This morning, the Telegraph website published a lovely gallery of photos of naturally occurring heart shapes (link below), which demonstrates that there really are hearts everywhere if you look for them. It got me thinking about the heart icon, how our brains scan for it and pattern-match it all the time, and what were the origins of a symbol that has come to mean everything from eternal love to Valentine’s Day.
According to the website heartsymbol.com, in prehistoric times the icon was not even a heart - it was an ivy leaf, which represented eternal love, withstanding death. This makes perfect sense, as the ivy is an evergreen - and also the heart chakra is associated with the colour green rather than red.
We have the medieval tradition of courtly love to thank for the replacement of heart-shaped ivy with the red heart. After that, the circulation of the heart symbol through art, playing cards and above all, through religious worship, has made the heart probably the most popular non-geometric symbol in the world.
Now it means everything from “I like you very much” to “I love you deeply and passionately” and everything in between. It has been commercialised, monetised and animated but still it remains a universal icon of love, passion, compassion, devotion and much more.
To me, the heart symbolises presence. Much of the work I do as a human potential coach is about encouraging people to live from the heart, not the head. Most people can do it immediately with a little guidance, but the real test is being able to stay focused on your heart in the wider world, when you’re surrounded by people who are in their heads all the time.

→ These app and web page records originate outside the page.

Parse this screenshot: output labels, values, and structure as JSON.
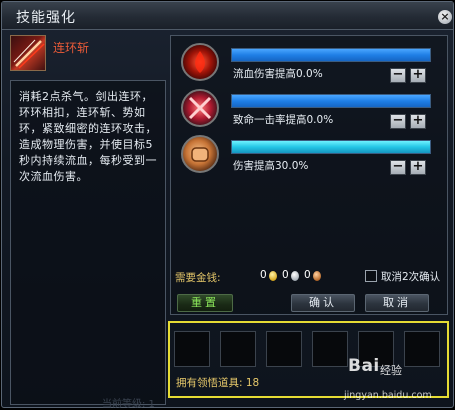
{
  "window": {
    "title": "技能强化",
    "close_label": "×"
  },
  "skill": {
    "name": "连环斩",
    "description": "消耗2点杀气。剑出连环，环环相扣，连环斩、势如环，紧致细密的连环攻击，造成物理伤害，并使目标5秒内持续流血，每秒受到一次流血伤害。",
    "faded_text": "当前等级: 1"
  },
  "attributes": [
    {
      "label": "流血伤害提高0.0%",
      "icon": "bleed-icon",
      "fill": 1.0,
      "bar_color": "#1f7fe6"
    },
    {
      "label": "致命一击率提高0.0%",
      "icon": "crit-icon",
      "fill": 1.0,
      "bar_color": "#1f7fe6"
    },
    {
      "label": "伤害提高30.0%",
      "icon": "damage-icon",
      "fill": 1.0,
      "bar_color": "#24c6e6"
    }
  ],
  "stepper": {
    "minus": "−",
    "plus": "+"
  },
  "money": {
    "label": "需要金钱:",
    "gold": "0",
    "silver": "0",
    "copper": "0"
  },
  "checkbox": {
    "label": "取消2次确认",
    "checked": false
  },
  "buttons": {
    "reset": "重置",
    "confirm": "确认",
    "cancel": "取消"
  },
  "items": {
    "count_label": "拥有领悟道具: 18",
    "slots": 6
  },
  "watermark": {
    "brand": "Bai",
    "sub": "经验",
    "url": "jingyan.baidu.com"
  }
}
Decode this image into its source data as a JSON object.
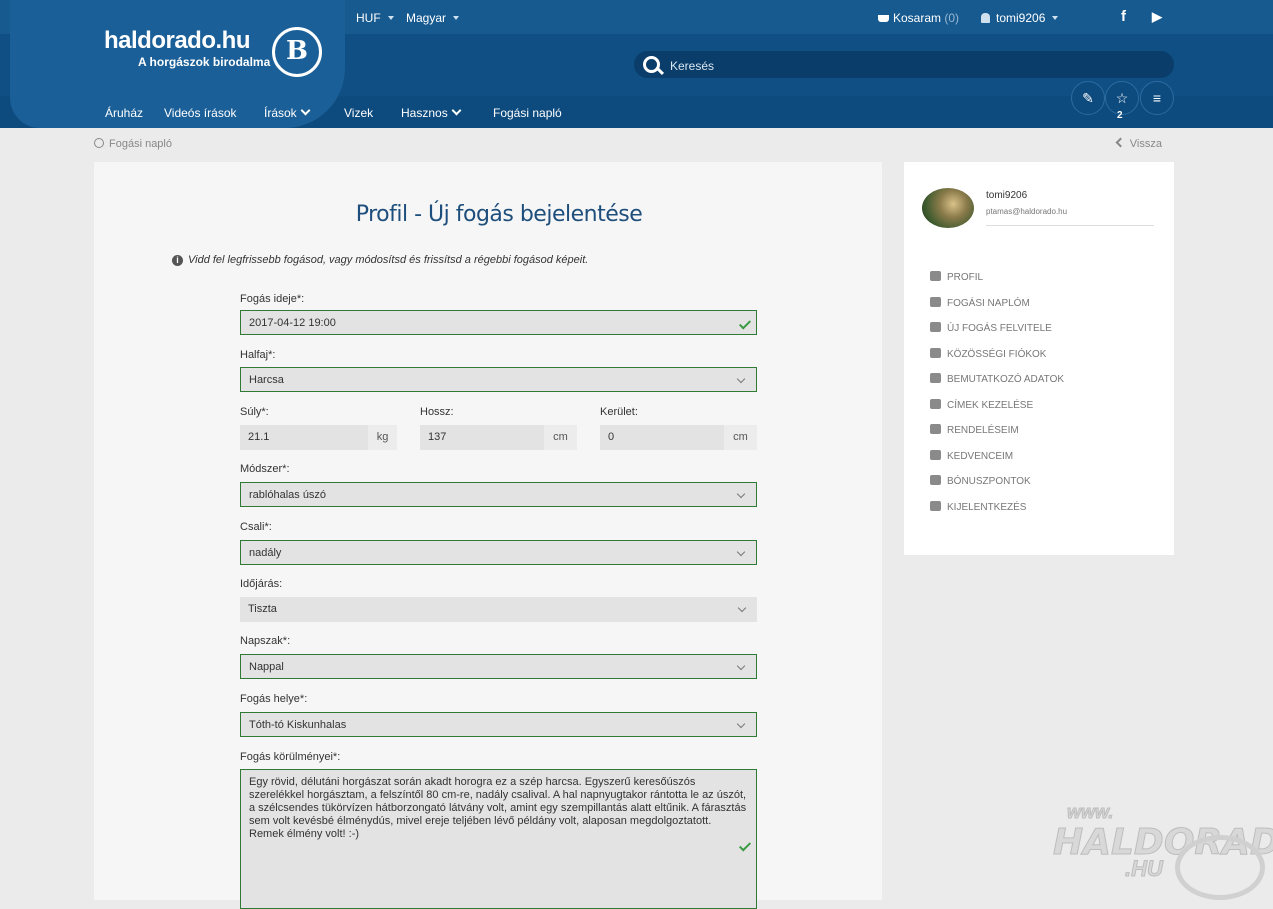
{
  "header": {
    "logo_title": "haldorado.hu",
    "logo_subtitle": "A horgászok birodalma",
    "currency": "HUF",
    "language": "Magyar",
    "cart_label": "Kosaram",
    "cart_count": "(0)",
    "username": "tomi9206",
    "social_facebook": "f",
    "social_youtube": "▶",
    "search_placeholder": "Keresés",
    "favorites_count": "2",
    "nav": [
      "Áruház",
      "Videós írások",
      "Írások",
      "Vizek",
      "Hasznos",
      "Fogási napló"
    ]
  },
  "breadcrumb": {
    "label": "Fogási napló",
    "back": "Vissza"
  },
  "form": {
    "title": "Profil - Új fogás bejelentése",
    "info": "Vidd fel legfrissebb fogásod, vagy módosítsd és frissítsd a régebbi fogásod képeit.",
    "date_label": "Fogás ideje*:",
    "date_value": "2017-04-12 19:00",
    "species_label": "Halfaj*:",
    "species_value": "Harcsa",
    "weight_label": "Súly*:",
    "weight_value": "21.1",
    "weight_unit": "kg",
    "length_label": "Hossz:",
    "length_value": "137",
    "length_unit": "cm",
    "girth_label": "Kerület:",
    "girth_value": "0",
    "girth_unit": "cm",
    "method_label": "Módszer*:",
    "method_value": "rablóhalas úszó",
    "bait_label": "Csali*:",
    "bait_value": "nadály",
    "weather_label": "Időjárás:",
    "weather_value": "Tiszta",
    "daytime_label": "Napszak*:",
    "daytime_value": "Nappal",
    "place_label": "Fogás helye*:",
    "place_value": "Tóth-tó Kiskunhalas",
    "circumstances_label": "Fogás körülményei*:",
    "circumstances_value": "Egy rövid, délutáni horgászat során akadt horogra ez a szép harcsa. Egyszerű keresőúszós szerelékkel horgásztam, a felszíntől 80 cm-re, nadály csalival. A hal napnyugtakor rántotta le az úszót, a szélcsendes tükörvízen hátborzongató látvány volt, amint egy szempillantás alatt eltűnik. A fárasztás sem volt kevésbé élménydús, mivel ereje teljében lévő példány volt, alaposan megdolgoztatott. Remek élmény volt! :-)"
  },
  "sidebar": {
    "username": "tomi9206",
    "email": "ptamas@haldorado.hu",
    "menu": [
      "PROFIL",
      "FOGÁSI NAPLÓM",
      "ÚJ FOGÁS FELVITELE",
      "KÖZÖSSÉGI FIÓKOK",
      "BEMUTATKOZÓ ADATOK",
      "CÍMEK KEZELÉSE",
      "RENDELÉSEIM",
      "KEDVENCEIM",
      "BÓNUSZPONTOK",
      "KIJELENTKEZÉS"
    ]
  },
  "watermark": {
    "www": "www.",
    "brand": "HALDORADO",
    "tld": ".HU"
  }
}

I need to be reminded to drop my awareness into my heart and be present, so I admit to using little heart stickers in key places as visual cues. There’s one on my laptop, one on my mobile phone, one on my bathroom mirror.

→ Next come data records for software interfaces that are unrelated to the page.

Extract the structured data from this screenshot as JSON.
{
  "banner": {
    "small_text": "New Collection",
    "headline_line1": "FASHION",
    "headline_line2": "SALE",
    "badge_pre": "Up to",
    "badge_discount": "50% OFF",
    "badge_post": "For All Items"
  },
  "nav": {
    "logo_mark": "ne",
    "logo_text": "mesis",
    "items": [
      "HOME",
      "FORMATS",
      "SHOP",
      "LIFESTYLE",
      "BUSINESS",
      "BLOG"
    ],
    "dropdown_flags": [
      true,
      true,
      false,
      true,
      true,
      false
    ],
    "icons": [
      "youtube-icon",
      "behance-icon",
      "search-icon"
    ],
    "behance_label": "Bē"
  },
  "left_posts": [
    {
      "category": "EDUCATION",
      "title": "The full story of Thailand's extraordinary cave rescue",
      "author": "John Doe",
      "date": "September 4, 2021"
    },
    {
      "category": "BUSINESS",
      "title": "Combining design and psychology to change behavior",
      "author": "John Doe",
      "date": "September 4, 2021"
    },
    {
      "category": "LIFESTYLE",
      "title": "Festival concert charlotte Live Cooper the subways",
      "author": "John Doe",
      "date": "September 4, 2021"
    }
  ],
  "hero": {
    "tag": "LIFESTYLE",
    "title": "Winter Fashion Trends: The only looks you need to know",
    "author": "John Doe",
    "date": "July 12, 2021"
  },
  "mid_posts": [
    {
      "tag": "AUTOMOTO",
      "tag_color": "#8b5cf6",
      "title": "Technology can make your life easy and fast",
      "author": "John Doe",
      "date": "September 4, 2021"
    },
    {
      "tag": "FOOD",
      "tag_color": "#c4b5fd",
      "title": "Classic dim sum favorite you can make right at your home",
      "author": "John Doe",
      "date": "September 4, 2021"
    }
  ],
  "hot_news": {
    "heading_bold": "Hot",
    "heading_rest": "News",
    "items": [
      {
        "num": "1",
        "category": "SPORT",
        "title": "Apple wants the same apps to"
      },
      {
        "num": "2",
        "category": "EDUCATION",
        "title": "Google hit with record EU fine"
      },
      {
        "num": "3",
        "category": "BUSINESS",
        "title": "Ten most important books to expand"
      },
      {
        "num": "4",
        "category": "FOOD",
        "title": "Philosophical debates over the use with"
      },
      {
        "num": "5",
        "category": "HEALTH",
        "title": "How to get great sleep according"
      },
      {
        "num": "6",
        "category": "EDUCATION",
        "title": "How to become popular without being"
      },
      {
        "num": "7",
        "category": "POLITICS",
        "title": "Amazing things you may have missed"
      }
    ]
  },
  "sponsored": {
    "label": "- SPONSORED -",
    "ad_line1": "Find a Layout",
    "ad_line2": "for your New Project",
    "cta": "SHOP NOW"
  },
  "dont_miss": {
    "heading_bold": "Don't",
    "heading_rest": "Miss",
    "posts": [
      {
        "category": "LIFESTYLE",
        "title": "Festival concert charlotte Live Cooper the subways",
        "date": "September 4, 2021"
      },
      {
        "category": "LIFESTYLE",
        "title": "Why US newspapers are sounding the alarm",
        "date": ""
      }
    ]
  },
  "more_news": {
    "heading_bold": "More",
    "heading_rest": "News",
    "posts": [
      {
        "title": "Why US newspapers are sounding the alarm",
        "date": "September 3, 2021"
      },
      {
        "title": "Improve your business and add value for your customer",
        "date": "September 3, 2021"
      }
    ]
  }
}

It’s a discreet, personal trigger for me to check whether or not I’m caught up in my thoughts.
It’s a shame, though that we have lost contact with the ivy leaf. I much prefer its connection to nature, to growth, to everlasting love.